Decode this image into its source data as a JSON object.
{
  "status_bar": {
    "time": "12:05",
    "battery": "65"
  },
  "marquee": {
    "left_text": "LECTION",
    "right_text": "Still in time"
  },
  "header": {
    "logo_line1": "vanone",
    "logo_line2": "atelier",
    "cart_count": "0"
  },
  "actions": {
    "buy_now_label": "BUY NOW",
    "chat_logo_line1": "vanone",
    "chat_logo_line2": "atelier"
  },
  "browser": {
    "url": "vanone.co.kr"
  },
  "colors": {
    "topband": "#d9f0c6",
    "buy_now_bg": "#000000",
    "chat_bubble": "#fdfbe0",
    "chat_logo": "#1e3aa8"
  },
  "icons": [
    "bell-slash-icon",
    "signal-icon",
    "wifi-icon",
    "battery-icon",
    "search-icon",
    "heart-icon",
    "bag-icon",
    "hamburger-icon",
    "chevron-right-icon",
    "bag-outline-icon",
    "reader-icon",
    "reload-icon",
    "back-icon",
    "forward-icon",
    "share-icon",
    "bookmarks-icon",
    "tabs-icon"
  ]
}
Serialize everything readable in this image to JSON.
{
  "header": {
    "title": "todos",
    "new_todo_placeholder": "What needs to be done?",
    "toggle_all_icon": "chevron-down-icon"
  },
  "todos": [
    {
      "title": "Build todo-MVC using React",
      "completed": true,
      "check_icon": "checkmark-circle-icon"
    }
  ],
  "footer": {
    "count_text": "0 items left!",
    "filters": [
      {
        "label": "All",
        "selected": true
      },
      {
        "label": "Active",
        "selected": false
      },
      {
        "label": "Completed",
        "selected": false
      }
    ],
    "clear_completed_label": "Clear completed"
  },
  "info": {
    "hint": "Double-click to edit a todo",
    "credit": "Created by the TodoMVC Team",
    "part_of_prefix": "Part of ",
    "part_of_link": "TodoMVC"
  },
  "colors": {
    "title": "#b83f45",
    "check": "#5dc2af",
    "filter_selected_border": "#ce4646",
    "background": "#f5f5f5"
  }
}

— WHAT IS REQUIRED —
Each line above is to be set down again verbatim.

— WRITTEN SOLUTION —
Decode this image into its source data as a JSON object.
{
  "status_bar": {
    "time": "12:05",
    "battery": "65"
  },
  "marquee": {
    "left_text": "LECTION",
    "right_text": "Still in time"
  },
  "header": {
    "logo_line1": "vanone",
    "logo_line2": "atelier",
    "cart_count": "0"
  },
  "actions": {
    "buy_now_label": "BUY NOW",
    "chat_logo_line1": "vanone",
    "chat_logo_line2": "atelier"
  },
  "browser": {
    "url": "vanone.co.kr"
  },
  "colors": {
    "topband": "#d9f0c6",
    "buy_now_bg": "#000000",
    "chat_bubble": "#fdfbe0",
    "chat_logo": "#1e3aa8"
  },
  "icons": [
    "bell-slash-icon",
    "signal-icon",
    "wifi-icon",
    "battery-icon",
    "search-icon",
    "heart-icon",
    "bag-icon",
    "hamburger-icon",
    "chevron-right-icon",
    "bag-outline-icon",
    "reader-icon",
    "reload-icon",
    "back-icon",
    "forward-icon",
    "share-icon",
    "bookmarks-icon",
    "tabs-icon"
  ]
}
Serialize everything readable in this image to JSON.
{
  "header": {
    "title": "todos",
    "new_todo_placeholder": "What needs to be done?",
    "toggle_all_icon": "chevron-down-icon"
  },
  "todos": [
    {
      "title": "Build todo-MVC using React",
      "completed": true,
      "check_icon": "checkmark-circle-icon"
    }
  ],
  "footer": {
    "count_text": "0 items left!",
    "filters": [
      {
        "label": "All",
        "selected": true
      },
      {
        "label": "Active",
        "selected": false
      },
      {
        "label": "Completed",
        "selected": false
      }
    ],
    "clear_completed_label": "Clear completed"
  },
  "info": {
    "hint": "Double-click to edit a todo",
    "credit": "Created by the TodoMVC Team",
    "part_of_prefix": "Part of ",
    "part_of_link": "TodoMVC"
  },
  "colors": {
    "title": "#b83f45",
    "check": "#5dc2af",
    "filter_selected_border": "#ce4646",
    "background": "#f5f5f5"
  }
}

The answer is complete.